Reporting Mary Bubala
BALTIMORE (WJZ) –Civil rights, social justice and some controversy. Baltimore is remembering former state Senator Clarence Mitchell III, who died Thursday after a battle with lung cancer at age 72.
Mary Bubala has his story.
Clarence Mitchell III was elected to the Maryland House of Delegates at age 23.
He went on to to serve in the Senate for 20 years, carrying on the equal rights legacy of his father Clarence Mitchell Jr. Baltimore’s circuit court building is named for him and the Mitchell name is synonymous with civil rights.
“I got a lot of being able to fight and stand up and have a voice of my own from him,” said his son Clarence Mitchell IV.
Mitchell IV, known as C4 to WBAL radio listeners, spoke about his father’s legacy on the air Thursday morning.
“Don’t make my father larger or smaller in life than he actually was,” he said. “He saw wrong and tried to make it right. He saw pain and tried to heal it. He saw racism and tried to stop it.”
Clarence Mitchell III’s life did involve some controversy.
In 1987, he was convicted of influence peddling and served 16 months in federal prison. But he didn’t go down without a fight.
“People are upset by the Joint Center for Political Studies revelation that three out of five black elected officials in this country are under investigation by this administration,” Mitchell III once said.
But Mitchell’s legacy, according to today’s leaders, is his work advancing civil rights, including desegregation in Maryland.
Governor Martin O’Malley released the following statement:
“The City of Baltimore and the State of Maryland today lost a true public servant. Senator Mitchell dedicated his life to secure equal rights for all under the law, to help nurture and mentor a new generation of political leaders and to engage his community in the political process. He understood that there is far more that unites us than divides and that as public servants, it is our responsibility to advance the greater good. My thoughts and prayers are with the Mitchell family on this difficult day.”
“A legendary leader, a community activist, and again the glue in his family. It is a loss for the Mitchell family and a loss for our city and state,” Mayor Stephanie Rawlings-Blake said in a statement.
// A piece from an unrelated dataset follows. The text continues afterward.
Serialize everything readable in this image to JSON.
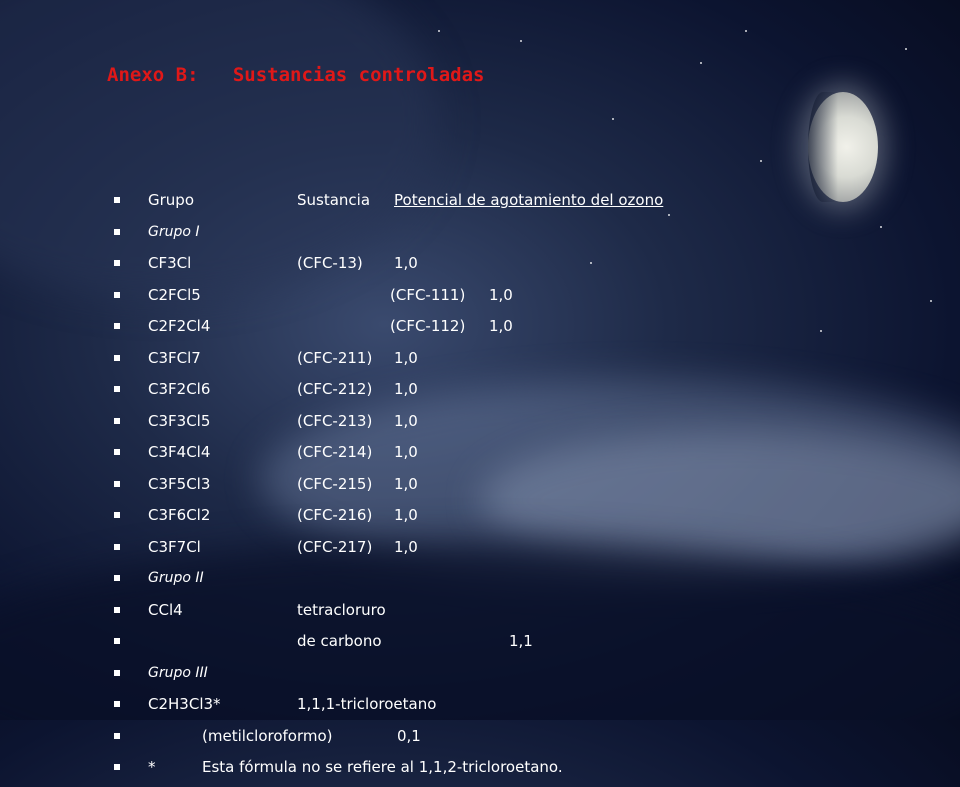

U.S. Senator Ben Cardin released this statement:
“I served for many years with Clarence Mitchell in the Maryland General Assembly and I saw first-hand his passion for civil rights and for making sure that his constituents got the services and resources that they needed. He helped to pave the road for many African-American leaders who followed him, and I join the community in mourning his passing.”
Senator Mitchell also served as an adviser to presidents Kennedy, Johnson and Carter. He was also an early supporter of President Barack Obama.
Funeral arrangements have not yet been announced.